# Explain Hubble's law using proper distance and comoving distance

As far as I can understand, Hubble's law has the form of V(to)=HoDo at a close distance. The meaning of this equation is as follows. For example, when z=0.01, the emitted photons arrive at us and tell us the speed and distance measured at now. That is, the distance to this galaxy is a(to)X.

My question is as follows: When observing a distant galaxy, is its proper distane a(to)X or a(t)X? ( X is comoving distance)

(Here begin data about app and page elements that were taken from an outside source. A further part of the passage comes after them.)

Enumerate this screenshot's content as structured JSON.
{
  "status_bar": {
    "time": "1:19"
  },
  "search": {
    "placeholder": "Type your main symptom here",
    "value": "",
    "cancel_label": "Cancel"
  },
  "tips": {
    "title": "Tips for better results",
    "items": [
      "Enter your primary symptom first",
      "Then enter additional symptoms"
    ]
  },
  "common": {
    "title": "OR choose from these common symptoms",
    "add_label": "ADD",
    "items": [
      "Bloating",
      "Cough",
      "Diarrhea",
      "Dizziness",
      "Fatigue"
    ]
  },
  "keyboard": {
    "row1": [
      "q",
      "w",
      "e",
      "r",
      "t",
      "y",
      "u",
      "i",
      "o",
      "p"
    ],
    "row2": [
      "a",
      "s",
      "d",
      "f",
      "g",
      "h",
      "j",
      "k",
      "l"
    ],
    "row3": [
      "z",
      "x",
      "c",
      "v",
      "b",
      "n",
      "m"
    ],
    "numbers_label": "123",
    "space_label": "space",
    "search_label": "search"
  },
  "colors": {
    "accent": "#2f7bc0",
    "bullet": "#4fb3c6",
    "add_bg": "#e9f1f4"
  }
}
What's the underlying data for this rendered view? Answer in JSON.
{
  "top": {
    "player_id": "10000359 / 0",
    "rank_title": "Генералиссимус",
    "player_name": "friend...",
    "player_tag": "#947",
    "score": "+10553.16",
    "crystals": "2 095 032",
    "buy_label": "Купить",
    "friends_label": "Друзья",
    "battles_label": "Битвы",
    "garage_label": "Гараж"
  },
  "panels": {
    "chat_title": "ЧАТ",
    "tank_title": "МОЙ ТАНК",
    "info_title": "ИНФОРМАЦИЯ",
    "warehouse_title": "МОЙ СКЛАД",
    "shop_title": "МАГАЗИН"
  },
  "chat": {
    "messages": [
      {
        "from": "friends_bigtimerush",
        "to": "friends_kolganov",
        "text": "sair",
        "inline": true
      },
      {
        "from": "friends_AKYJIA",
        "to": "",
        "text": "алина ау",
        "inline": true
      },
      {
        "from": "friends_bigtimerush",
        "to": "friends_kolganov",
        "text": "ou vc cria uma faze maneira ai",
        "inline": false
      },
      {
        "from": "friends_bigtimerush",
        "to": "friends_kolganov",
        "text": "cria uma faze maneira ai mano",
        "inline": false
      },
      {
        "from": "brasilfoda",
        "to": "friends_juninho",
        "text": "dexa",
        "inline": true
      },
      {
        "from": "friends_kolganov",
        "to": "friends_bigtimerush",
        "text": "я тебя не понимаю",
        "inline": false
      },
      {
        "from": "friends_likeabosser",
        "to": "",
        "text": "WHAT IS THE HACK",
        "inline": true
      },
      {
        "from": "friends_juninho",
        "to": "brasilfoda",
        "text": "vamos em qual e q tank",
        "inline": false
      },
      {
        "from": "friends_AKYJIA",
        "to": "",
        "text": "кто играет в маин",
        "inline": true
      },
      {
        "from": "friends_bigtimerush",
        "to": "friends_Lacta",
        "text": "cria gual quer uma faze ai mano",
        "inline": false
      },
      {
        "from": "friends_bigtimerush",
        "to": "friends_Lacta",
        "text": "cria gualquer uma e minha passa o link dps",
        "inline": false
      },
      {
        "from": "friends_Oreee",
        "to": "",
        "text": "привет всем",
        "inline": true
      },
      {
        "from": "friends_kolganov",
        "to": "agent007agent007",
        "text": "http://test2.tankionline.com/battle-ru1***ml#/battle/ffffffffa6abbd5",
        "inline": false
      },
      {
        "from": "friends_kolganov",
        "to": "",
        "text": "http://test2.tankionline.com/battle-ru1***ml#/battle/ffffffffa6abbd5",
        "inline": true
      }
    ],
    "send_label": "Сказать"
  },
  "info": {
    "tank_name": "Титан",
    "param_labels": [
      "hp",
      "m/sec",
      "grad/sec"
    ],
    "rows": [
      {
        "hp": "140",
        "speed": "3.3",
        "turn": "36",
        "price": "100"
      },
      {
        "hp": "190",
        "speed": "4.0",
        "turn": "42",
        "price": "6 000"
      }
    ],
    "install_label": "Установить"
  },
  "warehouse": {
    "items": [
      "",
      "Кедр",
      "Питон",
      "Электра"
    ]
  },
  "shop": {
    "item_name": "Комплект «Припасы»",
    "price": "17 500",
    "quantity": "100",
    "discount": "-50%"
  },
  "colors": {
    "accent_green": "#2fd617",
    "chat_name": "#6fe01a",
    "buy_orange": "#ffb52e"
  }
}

As far as I understand, I think we should use a(to) because we see photons arriving now, whether it's a galaxy far away.